Task goal — Since each line must match the original, copy out the records with no differences at all.

Material for the task —
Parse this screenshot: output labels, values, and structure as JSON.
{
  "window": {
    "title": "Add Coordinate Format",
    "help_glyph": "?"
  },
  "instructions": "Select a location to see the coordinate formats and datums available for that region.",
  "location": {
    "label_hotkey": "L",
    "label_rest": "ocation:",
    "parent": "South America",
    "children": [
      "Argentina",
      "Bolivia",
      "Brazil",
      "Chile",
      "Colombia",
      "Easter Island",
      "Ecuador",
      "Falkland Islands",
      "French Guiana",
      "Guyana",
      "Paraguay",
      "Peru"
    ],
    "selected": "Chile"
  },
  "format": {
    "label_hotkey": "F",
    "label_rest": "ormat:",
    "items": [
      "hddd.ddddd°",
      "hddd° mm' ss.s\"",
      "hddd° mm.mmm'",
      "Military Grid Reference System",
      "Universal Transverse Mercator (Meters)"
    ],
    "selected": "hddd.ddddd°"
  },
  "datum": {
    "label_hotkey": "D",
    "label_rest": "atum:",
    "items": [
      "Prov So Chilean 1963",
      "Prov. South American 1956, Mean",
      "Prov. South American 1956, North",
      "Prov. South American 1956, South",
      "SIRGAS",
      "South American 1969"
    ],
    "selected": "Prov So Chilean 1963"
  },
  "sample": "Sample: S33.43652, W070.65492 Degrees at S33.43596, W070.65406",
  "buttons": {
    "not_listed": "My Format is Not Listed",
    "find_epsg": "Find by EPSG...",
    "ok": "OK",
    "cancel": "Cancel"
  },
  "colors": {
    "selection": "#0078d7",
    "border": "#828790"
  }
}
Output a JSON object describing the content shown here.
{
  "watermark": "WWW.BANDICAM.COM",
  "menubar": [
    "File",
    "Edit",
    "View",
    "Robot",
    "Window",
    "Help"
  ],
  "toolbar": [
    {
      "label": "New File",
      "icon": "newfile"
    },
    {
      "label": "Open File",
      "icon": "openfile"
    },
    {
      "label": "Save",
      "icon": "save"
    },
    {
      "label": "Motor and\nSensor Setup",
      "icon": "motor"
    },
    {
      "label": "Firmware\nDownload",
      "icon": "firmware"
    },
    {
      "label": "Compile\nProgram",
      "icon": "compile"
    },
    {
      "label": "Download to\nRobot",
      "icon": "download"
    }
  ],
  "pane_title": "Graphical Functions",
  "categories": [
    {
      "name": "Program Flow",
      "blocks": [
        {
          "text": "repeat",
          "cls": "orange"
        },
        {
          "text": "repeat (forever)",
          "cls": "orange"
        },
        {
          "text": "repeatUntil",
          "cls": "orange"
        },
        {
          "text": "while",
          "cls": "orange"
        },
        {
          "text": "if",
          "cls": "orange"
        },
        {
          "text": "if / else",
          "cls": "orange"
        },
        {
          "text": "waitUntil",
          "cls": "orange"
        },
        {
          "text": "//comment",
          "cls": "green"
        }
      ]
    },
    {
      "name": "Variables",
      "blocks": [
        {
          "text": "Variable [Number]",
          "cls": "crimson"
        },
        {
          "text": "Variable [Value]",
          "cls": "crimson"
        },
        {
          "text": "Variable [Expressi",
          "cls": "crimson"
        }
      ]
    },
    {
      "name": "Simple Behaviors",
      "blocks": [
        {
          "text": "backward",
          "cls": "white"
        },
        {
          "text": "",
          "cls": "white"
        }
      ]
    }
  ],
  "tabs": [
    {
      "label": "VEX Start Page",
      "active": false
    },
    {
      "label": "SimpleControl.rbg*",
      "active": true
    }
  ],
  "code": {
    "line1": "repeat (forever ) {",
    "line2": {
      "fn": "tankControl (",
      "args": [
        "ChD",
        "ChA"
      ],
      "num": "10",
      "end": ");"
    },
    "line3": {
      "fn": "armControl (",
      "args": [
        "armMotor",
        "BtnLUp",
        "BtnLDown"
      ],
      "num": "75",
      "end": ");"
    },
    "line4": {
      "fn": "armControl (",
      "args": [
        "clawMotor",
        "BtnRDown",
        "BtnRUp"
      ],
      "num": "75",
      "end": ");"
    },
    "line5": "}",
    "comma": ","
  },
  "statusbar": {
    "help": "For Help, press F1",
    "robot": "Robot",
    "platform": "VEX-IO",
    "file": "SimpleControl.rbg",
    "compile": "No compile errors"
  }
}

Result —
Parse this screenshot: output labels, values, and structure as JSON.
{
  "window": {
    "title": "Add Coordinate Format",
    "help_glyph": "?"
  },
  "instructions": "Select a location to see the coordinate formats and datums available for that region.",
  "location": {
    "label_hotkey": "L",
    "label_rest": "ocation:",
    "parent": "South America",
    "children": [
      "Argentina",
      "Bolivia",
      "Brazil",
      "Chile",
      "Colombia",
      "Easter Island",
      "Ecuador",
      "Falkland Islands",
      "French Guiana",
      "Guyana",
      "Paraguay",
      "Peru"
    ],
    "selected": "Chile"
  },
  "format": {
    "label_hotkey": "F",
    "label_rest": "ormat:",
    "items": [
      "hddd.ddddd°",
      "hddd° mm' ss.s\"",
      "hddd° mm.mmm'",
      "Military Grid Reference System",
      "Universal Transverse Mercator (Meters)"
    ],
    "selected": "hddd.ddddd°"
  },
  "datum": {
    "label_hotkey": "D",
    "label_rest": "atum:",
    "items": [
      "Prov So Chilean 1963",
      "Prov. South American 1956, Mean",
      "Prov. South American 1956, North",
      "Prov. South American 1956, South",
      "SIRGAS",
      "South American 1969"
    ],
    "selected": "Prov So Chilean 1963"
  },
  "sample": "Sample: S33.43652, W070.65492 Degrees at S33.43596, W070.65406",
  "buttons": {
    "not_listed": "My Format is Not Listed",
    "find_epsg": "Find by EPSG...",
    "ok": "OK",
    "cancel": "Cancel"
  },
  "colors": {
    "selection": "#0078d7",
    "border": "#828790"
  }
}
Output a JSON object describing the content shown here.
{
  "watermark": "WWW.BANDICAM.COM",
  "menubar": [
    "File",
    "Edit",
    "View",
    "Robot",
    "Window",
    "Help"
  ],
  "toolbar": [
    {
      "label": "New File",
      "icon": "newfile"
    },
    {
      "label": "Open File",
      "icon": "openfile"
    },
    {
      "label": "Save",
      "icon": "save"
    },
    {
      "label": "Motor and\nSensor Setup",
      "icon": "motor"
    },
    {
      "label": "Firmware\nDownload",
      "icon": "firmware"
    },
    {
      "label": "Compile\nProgram",
      "icon": "compile"
    },
    {
      "label": "Download to\nRobot",
      "icon": "download"
    }
  ],
  "pane_title": "Graphical Functions",
  "categories": [
    {
      "name": "Program Flow",
      "blocks": [
        {
          "text": "repeat",
          "cls": "orange"
        },
        {
          "text": "repeat (forever)",
          "cls": "orange"
        },
        {
          "text": "repeatUntil",
          "cls": "orange"
        },
        {
          "text": "while",
          "cls": "orange"
        },
        {
          "text": "if",
          "cls": "orange"
        },
        {
          "text": "if / else",
          "cls": "orange"
        },
        {
          "text": "waitUntil",
          "cls": "orange"
        },
        {
          "text": "//comment",
          "cls": "green"
        }
      ]
    },
    {
      "name": "Variables",
      "blocks": [
        {
          "text": "Variable [Number]",
          "cls": "crimson"
        },
        {
          "text": "Variable [Value]",
          "cls": "crimson"
        },
        {
          "text": "Variable [Expressi",
          "cls": "crimson"
        }
      ]
    },
    {
      "name": "Simple Behaviors",
      "blocks": [
        {
          "text": "backward",
          "cls": "white"
        },
        {
          "text": "",
          "cls": "white"
        }
      ]
    }
  ],
  "tabs": [
    {
      "label": "VEX Start Page",
      "active": false
    },
    {
      "label": "SimpleControl.rbg*",
      "active": true
    }
  ],
  "code": {
    "line1": "repeat (forever ) {",
    "line2": {
      "fn": "tankControl (",
      "args": [
        "ChD",
        "ChA"
      ],
      "num": "10",
      "end": ");"
    },
    "line3": {
      "fn": "armControl (",
      "args": [
        "armMotor",
        "BtnLUp",
        "BtnLDown"
      ],
      "num": "75",
      "end": ");"
    },
    "line4": {
      "fn": "armControl (",
      "args": [
        "clawMotor",
        "BtnRDown",
        "BtnRUp"
      ],
      "num": "75",
      "end": ");"
    },
    "line5": "}",
    "comma": ","
  },
  "statusbar": {
    "help": "For Help, press F1",
    "robot": "Robot",
    "platform": "VEX-IO",
    "file": "SimpleControl.rbg",
    "compile": "No compile errors"
  }
}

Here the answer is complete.